Right on, Kathryne. This is why I enjoy working with her – because she has a way of cutting through to the core and using great, real-world examples to illustrate her point.
Interestingly, Kathryne felt inspired enough to share her observations with the communications contact on Spirit Airline’s site, as well as with the CEO. On the plus side, she received a prompt answer. On the down side, it was pretty much a form letter from Customer Service Rep #54xx5. The letter stated:
Thanks for contacting Spirit Airlines; I’m writing in response to your message to our CEO, Mr. Baldanza.
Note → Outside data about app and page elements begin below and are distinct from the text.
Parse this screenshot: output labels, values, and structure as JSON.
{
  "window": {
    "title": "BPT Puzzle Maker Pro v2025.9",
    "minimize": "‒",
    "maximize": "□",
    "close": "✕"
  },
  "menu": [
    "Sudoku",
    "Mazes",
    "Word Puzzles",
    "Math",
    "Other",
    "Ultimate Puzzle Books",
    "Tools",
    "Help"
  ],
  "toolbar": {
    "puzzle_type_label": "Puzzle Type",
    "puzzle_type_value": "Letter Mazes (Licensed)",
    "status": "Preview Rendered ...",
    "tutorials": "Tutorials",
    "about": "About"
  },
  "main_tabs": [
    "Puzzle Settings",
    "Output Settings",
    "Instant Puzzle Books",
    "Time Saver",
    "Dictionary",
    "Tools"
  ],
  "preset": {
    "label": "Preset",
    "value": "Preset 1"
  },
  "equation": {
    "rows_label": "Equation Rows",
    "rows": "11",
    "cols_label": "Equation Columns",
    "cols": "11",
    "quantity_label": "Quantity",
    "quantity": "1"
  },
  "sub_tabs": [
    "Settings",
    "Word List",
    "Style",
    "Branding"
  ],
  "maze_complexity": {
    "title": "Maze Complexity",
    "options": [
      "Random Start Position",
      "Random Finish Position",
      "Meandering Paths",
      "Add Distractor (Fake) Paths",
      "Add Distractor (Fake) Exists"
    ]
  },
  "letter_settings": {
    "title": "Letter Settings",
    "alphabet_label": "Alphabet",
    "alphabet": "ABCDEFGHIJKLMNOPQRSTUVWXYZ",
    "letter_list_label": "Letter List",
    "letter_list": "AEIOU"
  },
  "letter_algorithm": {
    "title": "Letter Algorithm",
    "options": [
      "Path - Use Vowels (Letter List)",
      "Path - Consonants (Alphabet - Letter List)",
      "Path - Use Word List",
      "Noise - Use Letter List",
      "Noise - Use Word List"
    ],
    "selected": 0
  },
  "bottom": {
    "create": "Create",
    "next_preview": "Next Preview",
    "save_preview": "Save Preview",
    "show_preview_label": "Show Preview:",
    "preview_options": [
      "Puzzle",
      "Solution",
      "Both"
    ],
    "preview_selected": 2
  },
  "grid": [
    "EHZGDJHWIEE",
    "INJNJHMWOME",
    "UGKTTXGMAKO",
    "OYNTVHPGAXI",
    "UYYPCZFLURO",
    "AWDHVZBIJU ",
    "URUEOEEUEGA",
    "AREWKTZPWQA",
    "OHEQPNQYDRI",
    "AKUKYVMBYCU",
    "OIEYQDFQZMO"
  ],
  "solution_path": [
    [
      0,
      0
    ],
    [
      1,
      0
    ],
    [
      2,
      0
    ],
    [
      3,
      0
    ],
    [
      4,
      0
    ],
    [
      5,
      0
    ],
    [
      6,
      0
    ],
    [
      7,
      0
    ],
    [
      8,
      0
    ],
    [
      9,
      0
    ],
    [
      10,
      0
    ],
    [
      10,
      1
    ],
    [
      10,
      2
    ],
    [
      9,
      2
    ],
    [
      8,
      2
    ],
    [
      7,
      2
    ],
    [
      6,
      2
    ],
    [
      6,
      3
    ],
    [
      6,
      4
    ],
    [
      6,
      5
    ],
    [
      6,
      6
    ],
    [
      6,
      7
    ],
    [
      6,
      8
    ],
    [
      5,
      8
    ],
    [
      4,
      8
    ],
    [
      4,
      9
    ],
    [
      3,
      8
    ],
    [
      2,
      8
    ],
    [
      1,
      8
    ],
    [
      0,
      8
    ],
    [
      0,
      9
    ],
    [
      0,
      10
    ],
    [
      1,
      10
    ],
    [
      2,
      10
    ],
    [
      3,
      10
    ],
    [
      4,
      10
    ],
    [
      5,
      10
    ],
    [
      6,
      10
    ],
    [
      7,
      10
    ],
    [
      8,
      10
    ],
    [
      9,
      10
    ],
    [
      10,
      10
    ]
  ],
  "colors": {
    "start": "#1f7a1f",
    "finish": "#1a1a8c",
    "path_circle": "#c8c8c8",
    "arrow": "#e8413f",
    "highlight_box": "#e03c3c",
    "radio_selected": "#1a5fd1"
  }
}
Spirit Airlines has adopted a business model that offers our valued customers extraordinary opportunity for affordable travel. I understand that you may have been offended by our most recent promotional advertisement. It is certainly not our intent to offend our valued customers.
We continue to be receptive to all constructive criticism, both formal and from customers as well. Your comments, questions and concerns assist us in providing increasingly better service.
We strive to provide the best customer service possible coupled with the lowest fare to offer you the perfect choice of Airline. We look forward to seeing you on one of our flights in the very near future.
Thank you for contacting Spirit Airlines.
Oh, Customer Service Rep #54xx5, you do feel our pain! Not only did they adequately address the Matzoh symbol, which you could mistake for a child’s crackery birthday candle if they didn’t have that clever intro “Passover Savings” but they also took this window of opportunity to sell Kathryne on her next flight. Um…something tells me that neither Kathryne nor I will ever get on a Spirit Airline flight.
In all seriousness, this – in my humble opinion – is an Epic Marketing Fail! I advocate for a sense of playfulness with most of my clients. People enjoy it, connect with it and it can help build rapport. But you pretty much don’t make light of religion – anyone’s religion – as your marketing hook. It’s just bad business.
So, Spirit Airlines…perhaps you should rethink your holiday marketing pitch this Easter. No communion wafers in the shape of airplanes, ok?